Dataset rows describing interfaces

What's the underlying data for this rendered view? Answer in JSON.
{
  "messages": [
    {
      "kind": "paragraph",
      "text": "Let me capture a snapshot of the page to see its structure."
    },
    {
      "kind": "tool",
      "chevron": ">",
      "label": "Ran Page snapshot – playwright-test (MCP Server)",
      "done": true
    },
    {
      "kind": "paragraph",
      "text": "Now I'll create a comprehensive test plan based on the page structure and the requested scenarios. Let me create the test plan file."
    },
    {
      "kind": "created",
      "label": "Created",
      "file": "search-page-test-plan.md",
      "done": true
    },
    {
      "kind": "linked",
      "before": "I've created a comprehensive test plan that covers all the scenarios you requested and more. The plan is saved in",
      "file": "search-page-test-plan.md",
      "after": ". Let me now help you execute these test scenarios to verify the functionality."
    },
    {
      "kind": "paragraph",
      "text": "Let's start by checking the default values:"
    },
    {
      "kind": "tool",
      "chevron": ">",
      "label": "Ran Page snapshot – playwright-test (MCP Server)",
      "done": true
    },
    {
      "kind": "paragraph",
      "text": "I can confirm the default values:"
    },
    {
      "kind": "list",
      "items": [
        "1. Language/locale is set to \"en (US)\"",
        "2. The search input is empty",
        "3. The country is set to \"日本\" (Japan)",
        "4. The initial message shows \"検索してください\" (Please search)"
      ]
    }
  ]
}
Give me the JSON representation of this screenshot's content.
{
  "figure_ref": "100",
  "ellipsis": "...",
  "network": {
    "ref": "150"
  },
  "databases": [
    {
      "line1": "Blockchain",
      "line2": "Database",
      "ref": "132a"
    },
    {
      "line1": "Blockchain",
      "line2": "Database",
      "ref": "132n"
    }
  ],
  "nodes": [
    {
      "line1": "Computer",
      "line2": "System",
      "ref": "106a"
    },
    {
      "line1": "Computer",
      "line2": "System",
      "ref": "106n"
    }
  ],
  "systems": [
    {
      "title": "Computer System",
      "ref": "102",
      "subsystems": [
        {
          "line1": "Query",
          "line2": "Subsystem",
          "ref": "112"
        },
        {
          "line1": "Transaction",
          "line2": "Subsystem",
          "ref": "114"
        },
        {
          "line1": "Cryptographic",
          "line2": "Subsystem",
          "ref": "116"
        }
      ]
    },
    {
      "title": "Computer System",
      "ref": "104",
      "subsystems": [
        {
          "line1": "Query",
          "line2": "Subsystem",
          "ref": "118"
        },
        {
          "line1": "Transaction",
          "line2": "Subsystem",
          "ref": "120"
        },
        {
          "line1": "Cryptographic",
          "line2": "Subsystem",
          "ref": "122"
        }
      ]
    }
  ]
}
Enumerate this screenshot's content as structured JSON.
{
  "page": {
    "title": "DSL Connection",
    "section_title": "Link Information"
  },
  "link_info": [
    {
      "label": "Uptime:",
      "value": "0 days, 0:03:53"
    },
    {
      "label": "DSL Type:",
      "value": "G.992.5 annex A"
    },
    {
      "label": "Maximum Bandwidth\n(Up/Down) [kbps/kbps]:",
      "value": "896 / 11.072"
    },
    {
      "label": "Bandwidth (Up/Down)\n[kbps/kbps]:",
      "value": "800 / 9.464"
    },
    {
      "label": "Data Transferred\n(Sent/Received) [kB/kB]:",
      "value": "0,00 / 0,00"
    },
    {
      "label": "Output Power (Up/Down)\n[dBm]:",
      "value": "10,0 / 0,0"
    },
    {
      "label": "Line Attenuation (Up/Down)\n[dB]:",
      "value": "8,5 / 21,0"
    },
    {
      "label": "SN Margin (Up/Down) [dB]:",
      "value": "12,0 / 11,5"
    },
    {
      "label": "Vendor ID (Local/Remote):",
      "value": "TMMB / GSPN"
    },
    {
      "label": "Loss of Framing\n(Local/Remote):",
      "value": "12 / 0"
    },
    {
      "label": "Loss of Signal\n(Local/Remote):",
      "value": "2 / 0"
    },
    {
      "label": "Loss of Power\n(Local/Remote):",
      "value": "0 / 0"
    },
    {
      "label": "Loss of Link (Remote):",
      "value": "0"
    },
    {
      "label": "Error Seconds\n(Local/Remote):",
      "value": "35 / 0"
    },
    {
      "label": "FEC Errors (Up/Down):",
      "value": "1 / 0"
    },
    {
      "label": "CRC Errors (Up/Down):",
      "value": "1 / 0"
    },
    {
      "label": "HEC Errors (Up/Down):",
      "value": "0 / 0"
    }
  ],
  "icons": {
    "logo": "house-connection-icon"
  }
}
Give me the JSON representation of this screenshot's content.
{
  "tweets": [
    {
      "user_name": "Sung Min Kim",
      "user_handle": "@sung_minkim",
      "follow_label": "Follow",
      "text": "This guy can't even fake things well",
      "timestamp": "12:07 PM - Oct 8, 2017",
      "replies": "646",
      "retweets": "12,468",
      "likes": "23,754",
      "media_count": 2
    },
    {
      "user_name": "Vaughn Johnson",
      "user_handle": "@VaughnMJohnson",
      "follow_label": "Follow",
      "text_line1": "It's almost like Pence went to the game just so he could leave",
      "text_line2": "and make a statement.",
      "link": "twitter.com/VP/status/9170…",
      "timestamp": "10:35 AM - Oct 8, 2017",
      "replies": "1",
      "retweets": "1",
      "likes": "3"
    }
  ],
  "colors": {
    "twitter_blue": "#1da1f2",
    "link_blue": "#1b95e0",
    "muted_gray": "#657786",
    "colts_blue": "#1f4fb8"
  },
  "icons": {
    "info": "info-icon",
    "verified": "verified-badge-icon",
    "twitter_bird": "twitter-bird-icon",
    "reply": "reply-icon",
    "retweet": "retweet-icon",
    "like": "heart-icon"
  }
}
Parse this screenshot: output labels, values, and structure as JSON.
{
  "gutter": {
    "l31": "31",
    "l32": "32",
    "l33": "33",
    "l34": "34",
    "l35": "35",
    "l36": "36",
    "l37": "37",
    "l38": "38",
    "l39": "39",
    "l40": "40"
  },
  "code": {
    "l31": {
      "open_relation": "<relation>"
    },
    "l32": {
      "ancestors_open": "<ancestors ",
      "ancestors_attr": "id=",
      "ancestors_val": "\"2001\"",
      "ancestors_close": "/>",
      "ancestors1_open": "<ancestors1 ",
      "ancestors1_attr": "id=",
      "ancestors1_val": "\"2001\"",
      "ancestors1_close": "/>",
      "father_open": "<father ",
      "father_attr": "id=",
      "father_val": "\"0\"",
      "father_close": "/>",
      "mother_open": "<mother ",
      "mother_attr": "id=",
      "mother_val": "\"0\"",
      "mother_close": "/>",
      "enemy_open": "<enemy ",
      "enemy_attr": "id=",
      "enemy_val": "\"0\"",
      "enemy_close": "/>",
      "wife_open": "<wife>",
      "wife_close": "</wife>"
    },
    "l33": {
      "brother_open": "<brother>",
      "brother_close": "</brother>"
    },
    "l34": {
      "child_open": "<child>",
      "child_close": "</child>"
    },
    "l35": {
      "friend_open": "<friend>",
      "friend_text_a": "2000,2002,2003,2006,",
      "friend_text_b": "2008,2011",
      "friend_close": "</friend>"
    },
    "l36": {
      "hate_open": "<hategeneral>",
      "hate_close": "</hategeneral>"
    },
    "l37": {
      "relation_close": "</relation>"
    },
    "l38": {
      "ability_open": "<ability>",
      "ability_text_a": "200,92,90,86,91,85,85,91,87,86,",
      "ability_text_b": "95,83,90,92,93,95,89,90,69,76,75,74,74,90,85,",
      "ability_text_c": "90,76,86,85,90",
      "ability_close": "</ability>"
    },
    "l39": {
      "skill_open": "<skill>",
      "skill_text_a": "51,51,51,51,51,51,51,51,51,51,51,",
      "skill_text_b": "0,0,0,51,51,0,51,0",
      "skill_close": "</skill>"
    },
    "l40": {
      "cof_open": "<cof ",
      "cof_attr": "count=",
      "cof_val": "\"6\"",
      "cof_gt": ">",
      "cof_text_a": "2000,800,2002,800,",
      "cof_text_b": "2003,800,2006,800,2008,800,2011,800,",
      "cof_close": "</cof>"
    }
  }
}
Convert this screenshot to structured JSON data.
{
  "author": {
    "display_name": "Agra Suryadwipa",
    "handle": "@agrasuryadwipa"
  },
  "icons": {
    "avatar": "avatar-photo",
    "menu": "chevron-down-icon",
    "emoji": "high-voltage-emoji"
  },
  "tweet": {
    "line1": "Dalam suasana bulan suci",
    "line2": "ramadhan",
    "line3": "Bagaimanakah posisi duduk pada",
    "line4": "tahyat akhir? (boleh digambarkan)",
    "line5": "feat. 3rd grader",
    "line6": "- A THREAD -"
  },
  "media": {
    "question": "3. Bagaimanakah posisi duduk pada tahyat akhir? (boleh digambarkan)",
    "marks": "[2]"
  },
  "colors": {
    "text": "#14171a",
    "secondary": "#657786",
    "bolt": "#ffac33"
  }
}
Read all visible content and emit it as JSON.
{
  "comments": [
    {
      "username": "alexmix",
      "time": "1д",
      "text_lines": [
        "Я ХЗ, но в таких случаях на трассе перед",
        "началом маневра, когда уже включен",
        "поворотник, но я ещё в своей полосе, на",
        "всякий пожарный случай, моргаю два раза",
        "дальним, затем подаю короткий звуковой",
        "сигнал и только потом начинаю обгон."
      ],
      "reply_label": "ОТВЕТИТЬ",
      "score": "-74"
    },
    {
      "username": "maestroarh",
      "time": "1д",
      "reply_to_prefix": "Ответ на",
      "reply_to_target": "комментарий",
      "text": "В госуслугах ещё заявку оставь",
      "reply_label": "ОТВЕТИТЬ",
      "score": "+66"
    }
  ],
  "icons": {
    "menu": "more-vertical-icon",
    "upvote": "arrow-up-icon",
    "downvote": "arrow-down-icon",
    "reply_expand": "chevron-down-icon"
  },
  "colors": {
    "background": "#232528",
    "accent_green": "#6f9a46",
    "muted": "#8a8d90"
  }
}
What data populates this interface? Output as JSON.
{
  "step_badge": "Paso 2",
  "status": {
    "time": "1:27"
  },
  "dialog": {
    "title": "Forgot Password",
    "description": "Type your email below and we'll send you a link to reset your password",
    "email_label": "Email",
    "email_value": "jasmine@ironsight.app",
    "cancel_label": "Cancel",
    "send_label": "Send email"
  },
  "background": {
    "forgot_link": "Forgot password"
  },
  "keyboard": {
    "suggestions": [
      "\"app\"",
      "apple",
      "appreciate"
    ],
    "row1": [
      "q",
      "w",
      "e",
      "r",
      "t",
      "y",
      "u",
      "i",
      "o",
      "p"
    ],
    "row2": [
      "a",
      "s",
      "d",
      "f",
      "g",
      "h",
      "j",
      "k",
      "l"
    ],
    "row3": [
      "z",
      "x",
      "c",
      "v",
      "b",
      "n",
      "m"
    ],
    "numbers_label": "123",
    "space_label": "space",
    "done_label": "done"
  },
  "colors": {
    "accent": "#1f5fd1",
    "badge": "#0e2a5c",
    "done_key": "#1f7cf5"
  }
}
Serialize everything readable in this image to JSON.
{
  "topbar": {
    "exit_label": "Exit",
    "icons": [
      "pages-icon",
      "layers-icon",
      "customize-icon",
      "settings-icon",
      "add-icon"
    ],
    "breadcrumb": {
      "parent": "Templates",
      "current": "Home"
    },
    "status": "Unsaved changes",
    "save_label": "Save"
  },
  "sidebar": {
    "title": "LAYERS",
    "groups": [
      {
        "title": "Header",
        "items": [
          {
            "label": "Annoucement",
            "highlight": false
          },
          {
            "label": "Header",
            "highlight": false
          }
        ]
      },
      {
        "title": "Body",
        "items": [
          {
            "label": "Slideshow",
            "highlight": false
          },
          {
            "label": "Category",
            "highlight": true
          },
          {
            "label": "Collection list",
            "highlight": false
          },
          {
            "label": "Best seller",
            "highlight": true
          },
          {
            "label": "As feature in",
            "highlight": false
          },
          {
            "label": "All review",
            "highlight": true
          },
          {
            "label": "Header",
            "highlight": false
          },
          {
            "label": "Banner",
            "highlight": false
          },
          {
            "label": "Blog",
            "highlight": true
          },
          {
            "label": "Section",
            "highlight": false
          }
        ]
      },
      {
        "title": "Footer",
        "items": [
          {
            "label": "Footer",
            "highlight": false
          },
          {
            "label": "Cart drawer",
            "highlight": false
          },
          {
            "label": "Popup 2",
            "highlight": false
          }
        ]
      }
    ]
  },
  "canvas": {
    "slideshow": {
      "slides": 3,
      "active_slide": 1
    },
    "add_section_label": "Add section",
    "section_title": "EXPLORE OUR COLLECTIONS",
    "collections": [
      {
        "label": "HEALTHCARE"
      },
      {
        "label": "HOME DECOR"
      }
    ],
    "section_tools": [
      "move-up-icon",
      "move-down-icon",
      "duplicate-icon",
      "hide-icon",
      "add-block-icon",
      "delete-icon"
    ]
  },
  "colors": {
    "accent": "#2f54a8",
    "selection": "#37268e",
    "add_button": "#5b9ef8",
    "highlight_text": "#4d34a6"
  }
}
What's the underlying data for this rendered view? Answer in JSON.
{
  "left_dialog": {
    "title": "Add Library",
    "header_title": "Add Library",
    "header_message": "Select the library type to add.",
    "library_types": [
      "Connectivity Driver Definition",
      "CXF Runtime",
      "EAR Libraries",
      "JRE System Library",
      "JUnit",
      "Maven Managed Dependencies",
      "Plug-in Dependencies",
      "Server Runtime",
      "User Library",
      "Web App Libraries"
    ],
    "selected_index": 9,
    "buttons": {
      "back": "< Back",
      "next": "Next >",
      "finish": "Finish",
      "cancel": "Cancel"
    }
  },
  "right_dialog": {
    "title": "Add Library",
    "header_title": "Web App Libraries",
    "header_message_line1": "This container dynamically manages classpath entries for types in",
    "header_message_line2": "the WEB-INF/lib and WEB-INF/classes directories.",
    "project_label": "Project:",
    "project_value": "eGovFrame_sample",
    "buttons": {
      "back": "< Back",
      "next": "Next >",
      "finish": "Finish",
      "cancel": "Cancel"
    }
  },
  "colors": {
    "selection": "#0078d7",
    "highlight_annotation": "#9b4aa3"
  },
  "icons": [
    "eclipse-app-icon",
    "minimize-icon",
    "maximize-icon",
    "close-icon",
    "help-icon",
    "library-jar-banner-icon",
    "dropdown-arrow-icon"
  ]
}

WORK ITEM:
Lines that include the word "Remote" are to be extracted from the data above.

ANSWER FOR THE TASK:
      "label": "Vendor ID (Local/Remote):",
      "label": "Loss of Framing\n(Local/Remote):",
      "label": "Loss of Signal\n(Local/Remote):",
      "label": "Loss of Power\n(Local/Remote):",
      "label": "Loss of Link (Remote):",
      "label": "Error Seconds\n(Local/Remote):",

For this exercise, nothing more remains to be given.